__TASK GOAL__. For the entries below, say how many lines include the word "trúc" and add nothing else.

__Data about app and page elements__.

────────────────────────────────────────

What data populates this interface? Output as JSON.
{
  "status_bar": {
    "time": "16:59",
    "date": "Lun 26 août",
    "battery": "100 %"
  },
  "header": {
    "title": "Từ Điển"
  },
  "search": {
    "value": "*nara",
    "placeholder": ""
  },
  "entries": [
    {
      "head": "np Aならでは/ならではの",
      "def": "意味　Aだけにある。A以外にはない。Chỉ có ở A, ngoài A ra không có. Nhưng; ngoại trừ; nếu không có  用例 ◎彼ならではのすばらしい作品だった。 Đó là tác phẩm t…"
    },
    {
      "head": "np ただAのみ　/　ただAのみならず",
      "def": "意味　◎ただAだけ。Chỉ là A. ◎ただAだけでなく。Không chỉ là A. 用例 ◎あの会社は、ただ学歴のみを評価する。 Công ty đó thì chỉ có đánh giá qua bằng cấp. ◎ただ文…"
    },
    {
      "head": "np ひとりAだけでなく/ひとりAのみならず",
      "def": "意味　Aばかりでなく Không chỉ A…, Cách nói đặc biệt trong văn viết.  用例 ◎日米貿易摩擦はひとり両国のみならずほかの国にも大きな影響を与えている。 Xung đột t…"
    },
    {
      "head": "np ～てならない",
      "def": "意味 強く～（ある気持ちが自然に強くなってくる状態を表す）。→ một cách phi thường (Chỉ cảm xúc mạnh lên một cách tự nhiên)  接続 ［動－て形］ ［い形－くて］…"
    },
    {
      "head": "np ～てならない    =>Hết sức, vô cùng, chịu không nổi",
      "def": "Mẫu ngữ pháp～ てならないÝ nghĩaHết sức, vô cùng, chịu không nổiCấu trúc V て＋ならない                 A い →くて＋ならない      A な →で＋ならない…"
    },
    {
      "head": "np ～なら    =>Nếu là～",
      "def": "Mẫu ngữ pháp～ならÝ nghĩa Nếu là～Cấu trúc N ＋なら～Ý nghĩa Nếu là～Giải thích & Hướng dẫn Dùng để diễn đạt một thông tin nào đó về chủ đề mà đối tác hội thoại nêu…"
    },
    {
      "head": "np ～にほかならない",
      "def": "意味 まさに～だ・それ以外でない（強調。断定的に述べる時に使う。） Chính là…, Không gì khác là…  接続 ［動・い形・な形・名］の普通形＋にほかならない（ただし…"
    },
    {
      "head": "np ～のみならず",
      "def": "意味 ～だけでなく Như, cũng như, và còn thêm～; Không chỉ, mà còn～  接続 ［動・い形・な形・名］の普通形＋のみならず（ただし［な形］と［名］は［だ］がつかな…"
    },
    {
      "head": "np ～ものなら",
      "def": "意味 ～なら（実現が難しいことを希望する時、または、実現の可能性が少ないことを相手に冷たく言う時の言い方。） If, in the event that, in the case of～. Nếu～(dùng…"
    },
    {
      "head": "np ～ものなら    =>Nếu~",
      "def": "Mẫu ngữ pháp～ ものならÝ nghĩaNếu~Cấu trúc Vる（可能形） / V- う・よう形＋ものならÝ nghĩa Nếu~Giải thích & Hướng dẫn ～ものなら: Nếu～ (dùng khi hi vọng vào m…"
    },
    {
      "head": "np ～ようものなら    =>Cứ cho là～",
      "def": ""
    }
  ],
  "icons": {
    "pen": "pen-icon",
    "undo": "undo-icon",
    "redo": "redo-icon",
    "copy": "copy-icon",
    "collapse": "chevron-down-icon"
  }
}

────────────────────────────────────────

__THE COMPLETED TASK__. 3